The second implication is that the most important factor in the German labor market reform was to improve the efficiency of the job finding and matching processes. A combination of various reform measures generated significant complementary effects. Specifically, employment agencies, which are comparable to Japan's public job placement agency (Hello Work), were reformed and reinforced to allow them to increase the penalties given to those who refuse to accept the jobs offered. Additionally, the deregulation of private placement services was implemented in advance.

The catchphrase of the Abe administration's employment policy is "smooth labor mobility without unemployment." In order to avoid writing it off as an "ear-pleasing slogan," it would be crucial to strengthen cooperative and complementary relations between Hello Work offices and private job placement businesses and to increase matching efficiency by creating an environment where the latter can display their maximum capability.

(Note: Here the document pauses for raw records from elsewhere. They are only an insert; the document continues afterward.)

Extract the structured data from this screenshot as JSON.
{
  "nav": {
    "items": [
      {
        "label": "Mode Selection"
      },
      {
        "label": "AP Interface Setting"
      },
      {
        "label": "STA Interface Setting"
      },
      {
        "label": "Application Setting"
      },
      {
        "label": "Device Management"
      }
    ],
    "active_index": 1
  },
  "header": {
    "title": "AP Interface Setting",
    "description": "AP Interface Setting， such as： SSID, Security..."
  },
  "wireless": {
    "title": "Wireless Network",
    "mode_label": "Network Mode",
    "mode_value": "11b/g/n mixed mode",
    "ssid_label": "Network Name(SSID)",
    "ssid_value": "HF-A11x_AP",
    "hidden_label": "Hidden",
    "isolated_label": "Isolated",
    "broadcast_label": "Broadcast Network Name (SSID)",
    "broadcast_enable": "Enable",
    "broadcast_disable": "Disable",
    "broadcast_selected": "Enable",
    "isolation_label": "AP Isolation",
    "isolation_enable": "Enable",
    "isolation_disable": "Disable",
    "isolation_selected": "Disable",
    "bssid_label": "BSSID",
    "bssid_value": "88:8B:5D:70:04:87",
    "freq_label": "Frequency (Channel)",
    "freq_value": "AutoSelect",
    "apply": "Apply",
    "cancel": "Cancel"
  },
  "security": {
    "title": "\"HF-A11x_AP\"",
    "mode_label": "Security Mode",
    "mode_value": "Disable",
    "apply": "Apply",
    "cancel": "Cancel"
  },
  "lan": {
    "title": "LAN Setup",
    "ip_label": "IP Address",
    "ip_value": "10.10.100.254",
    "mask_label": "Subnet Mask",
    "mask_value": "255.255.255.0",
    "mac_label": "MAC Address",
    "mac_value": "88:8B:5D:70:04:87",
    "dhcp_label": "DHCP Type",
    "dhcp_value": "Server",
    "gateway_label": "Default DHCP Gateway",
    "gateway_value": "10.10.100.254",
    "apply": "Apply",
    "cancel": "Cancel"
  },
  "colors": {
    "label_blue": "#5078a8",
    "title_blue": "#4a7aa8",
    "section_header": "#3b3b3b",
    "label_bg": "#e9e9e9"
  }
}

Finally, Japan should also adopt working-time accounts. There is already a system in place in which extra wages for overtime work exceeding 60 hours a month can be changed to paid leave. But this system should be improved and become a more common and comprehensive one. The working-time accounts will help increase the flexibility of work styles, allowing workers to take paid leave voluntarily and autonomously without hesitation. It is hoped that the system will contribute to an improvement in the work-life balance of workers and act as a trigger to increase the rate of workers taking annual paid leave.

>> Original text in Japanese

* Translated by RIETI.

May 22, 2013 Nihon Keizai Shimbun

June 26, 2013